THIS is no way to run a railway, let alone a country. Rishi Sunak has spent weeks evading a simple question about the Manchester leg of HS2, embarrassing himself on local radio stations by being unable to say yes or no to it, only for speculation to boil over at the party conference which is being held in Manchester.

The apparent leak of HS2’s scrapping is now going to overshadow all the positive relaunch material that Mr Sunak was hoping to use to win back the voters who are consistently giving Labour a large lead in the polls.

Whether you agree with HS2 or not, the scrapping of its second leg would be embarrassing for Britain. It would be embarrassing because it shows we don’t have the capability to complete a major infrastructure project – how can the cost bloom from £32bn to £180bn, and what does this say about successive Conservative transport secretaries in charge of it?
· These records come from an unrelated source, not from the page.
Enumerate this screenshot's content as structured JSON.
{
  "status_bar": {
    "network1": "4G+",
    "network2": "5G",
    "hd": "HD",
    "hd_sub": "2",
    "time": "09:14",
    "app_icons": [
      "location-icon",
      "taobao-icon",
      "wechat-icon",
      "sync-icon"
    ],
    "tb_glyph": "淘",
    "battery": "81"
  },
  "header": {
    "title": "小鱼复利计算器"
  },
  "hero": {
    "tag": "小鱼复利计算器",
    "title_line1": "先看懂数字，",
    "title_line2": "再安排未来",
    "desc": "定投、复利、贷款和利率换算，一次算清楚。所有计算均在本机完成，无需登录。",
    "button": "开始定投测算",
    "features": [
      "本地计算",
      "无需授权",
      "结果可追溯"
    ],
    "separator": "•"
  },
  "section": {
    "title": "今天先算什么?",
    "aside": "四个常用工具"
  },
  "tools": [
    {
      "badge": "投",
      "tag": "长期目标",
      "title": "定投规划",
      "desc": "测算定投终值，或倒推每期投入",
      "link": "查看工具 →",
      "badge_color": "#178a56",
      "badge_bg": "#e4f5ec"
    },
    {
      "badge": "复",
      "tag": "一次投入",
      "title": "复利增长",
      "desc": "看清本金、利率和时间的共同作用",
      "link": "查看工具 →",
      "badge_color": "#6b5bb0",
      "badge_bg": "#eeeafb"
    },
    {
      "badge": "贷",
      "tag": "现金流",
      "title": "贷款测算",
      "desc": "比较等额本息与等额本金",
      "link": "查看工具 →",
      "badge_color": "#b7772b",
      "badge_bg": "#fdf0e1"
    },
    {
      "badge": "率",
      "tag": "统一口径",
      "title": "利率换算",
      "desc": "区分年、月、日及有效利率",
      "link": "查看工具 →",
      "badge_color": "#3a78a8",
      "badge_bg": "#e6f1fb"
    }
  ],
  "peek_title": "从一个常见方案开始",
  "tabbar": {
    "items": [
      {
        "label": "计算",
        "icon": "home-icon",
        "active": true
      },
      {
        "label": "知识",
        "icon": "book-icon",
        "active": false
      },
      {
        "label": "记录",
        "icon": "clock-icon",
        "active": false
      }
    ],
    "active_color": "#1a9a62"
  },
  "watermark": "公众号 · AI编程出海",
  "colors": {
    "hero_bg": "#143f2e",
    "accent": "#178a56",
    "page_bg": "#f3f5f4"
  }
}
It would be embarrassing because Britain would be left with a stubby little thing that goes very fast to Birmingham from somewhere near London that no one has heard of. All that angst and tree- hugging in the Home Counties as the first leg was built need not have happened if the extensions to the north west and North East – areas that need better connectivity – were never going to happen.

And would be embarrassing because of what it says about us: why can other countries, from the continent to Japan, build modern railways when Britain, the birthplace of the railway, cannot?

The conference was supposed to be about Mr Sunak getting on the front foot, but he must be able to hear the discontent at his back growing louder: at the weekend, various ministers, led by Suella Braverman, appeared to be soft-launching leadership campaigns, while the star of Monday in Manchester was Liz Truss and her radical agenda. His speech on Wednesday is shaping up to be the defining moment of his short premiership.